After Kanye West released “ye,” I didn’t wanna touch it first.
I visited his past work instead, to try and tease out a sensible narrative for a musician I used to consider a genius, maybe figure out what part of him was lost in the whirlwind of his dragon energy antics: proudly tweeting a picture of a signed MAGA hat, calling slavery a choice on TMZ, endorsing a free thought philosophy that’s half-baked at best.
I listened to “Graduation” and “My Beautiful Dark Twisted Fantasy” mostly — one the revelrous magnum opus that put gangsta rap in the ground, the other a douchebag-toasting masterpiece with all of the lights on. Both triumphant. Heroic. The man was a hero.
So I can’t be faulted for listening to “ye” with preconceptions. I’m sure Kanye wouldn’t fault me either. He’s never been one to separate art from the artist, and besides, art doesn’t live in a vacuum.

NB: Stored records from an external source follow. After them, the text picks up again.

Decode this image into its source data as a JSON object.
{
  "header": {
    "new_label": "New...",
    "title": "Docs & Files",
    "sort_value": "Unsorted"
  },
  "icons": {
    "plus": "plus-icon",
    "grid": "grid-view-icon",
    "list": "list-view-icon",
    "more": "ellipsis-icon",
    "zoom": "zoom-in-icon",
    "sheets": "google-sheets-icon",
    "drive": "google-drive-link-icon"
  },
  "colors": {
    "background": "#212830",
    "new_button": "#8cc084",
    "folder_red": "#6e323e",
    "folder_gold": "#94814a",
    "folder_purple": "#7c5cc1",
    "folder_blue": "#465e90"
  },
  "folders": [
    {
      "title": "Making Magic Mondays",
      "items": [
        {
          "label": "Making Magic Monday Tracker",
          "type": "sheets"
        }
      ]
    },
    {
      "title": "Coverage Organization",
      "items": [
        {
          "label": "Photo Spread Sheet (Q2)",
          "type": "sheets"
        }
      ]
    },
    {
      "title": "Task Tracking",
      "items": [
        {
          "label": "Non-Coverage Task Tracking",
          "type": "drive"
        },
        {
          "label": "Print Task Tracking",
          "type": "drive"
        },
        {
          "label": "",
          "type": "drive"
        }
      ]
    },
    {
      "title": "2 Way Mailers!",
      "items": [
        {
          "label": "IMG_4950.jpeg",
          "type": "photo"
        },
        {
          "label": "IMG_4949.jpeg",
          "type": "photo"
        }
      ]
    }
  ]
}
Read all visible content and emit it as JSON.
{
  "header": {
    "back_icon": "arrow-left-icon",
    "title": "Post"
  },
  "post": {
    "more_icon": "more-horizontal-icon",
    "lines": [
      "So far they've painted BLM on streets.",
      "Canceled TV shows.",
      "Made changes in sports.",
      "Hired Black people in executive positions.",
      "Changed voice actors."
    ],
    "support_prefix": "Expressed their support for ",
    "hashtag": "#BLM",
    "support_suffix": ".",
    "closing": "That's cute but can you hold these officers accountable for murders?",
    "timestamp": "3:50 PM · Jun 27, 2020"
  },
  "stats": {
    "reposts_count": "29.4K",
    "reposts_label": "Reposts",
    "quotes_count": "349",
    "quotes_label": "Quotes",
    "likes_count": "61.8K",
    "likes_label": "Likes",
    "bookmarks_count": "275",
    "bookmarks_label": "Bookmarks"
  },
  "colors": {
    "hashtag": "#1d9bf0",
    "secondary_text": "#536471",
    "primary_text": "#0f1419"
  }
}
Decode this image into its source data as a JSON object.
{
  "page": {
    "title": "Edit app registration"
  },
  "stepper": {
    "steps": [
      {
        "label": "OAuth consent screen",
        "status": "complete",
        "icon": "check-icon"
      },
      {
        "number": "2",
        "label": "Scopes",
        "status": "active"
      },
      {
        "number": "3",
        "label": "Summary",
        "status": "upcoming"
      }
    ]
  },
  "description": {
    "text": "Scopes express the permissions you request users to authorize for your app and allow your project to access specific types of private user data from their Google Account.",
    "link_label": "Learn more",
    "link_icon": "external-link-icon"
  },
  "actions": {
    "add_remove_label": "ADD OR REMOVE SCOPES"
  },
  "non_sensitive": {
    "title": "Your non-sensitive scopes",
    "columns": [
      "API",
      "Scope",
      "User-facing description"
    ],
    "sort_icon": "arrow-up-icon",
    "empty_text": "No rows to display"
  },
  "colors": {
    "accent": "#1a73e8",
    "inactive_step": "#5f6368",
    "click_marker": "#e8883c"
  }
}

So I go into the album, a tight seven-track record framed by Kanye’s struggles with bipolar disorder, a theme and reality in his life that had been left mostly unexplored until now. It’s a fascinating piece of work, one in which the supposedly tortured genius lays his psychological battles out with almost guileless moxie — from his addiction to drugs and bitches (Yikes, All Mine) to his questionable positioning as a husband and father trying to give up his misogynistic worldview (Wouldn’t Leave, Violent Crimes).
On the other hand, when he references his politically whack behavior, he only does so in passing (“I said ‘Slavery a choice’—they said, ‘How, Ye?’ / Just imagine if they caught me on a wild day”), forcing me instead to look at his pain, his battles, as if that’s the most pressing thing in this dark, twisted reality.
When he references his politically whack behavior, he only does so in passing forcing me instead to look at his pain, his battles, as if that’s the most pressing thing in this dark, twisted reality.
What am I supposed to think, then? That Kanye’s MAGA shit was just a result of mania? That I should accept this record as one tumultuous chapter in his journey to a peak that, frankly, he already reached pre-“Yeezus?” That this is art? It tempts the comparison that Taylor Swift is to “Reputation” as Kanye West is to “ye”: a clumsy product about falling from the grace of the public eye that attempts self-reflexivity, and fails.
Lest any Kanye stans think I’m being too harsh, I’ll be the first to admit that yes, “ye” has its heroic moments — the way 070 Shake steals the show on both Ghost Town and Violent Crimes, the way PARTYNEXTDOOR’s hook on Wouldn’t Leave is enough to make any schmuck boyfriend go soft. But the way it was with Kanye’s past work, beauty was easy to find. Beauty could rise up and smack you in the face. With “ye,” which collapses under the weight of its creator’s misguided convictions and bears the additional baggage of a persona gone peak tactless, beauty is hard to find. I gotta scrounge. This is not how an album is supposed to make me feel.
It tempts the comparison that Taylor Swift is to “Reputation” as Kanye West is to “ye”: a clumsy product about falling from the grace of the public eye that attempts self-reflexivity, and fails.
It’s the first line that Kanye utters that tips you off: “The most beautiful thoughts are always beside the darkest,” he says in I Thought About Killing You. Kanye assumes that true artistry must come from a Chaotic Neutral place, as if saying something out loud “just to see how it feels” is the key ingredient to genius, as if courting controversy is what characterizes the creative process. And maybe that’s always been the way he’s done things, but it was also the same process that gave us poopy-di scoop. What the hell was that, man.
I wanna say I miss the old Kanye, but what would the point be? After repeated listens of “ye,” I’ve decided there is no narrative to mine, no meaningful truths to take away. “ye” is sound and fury, signifying nothing.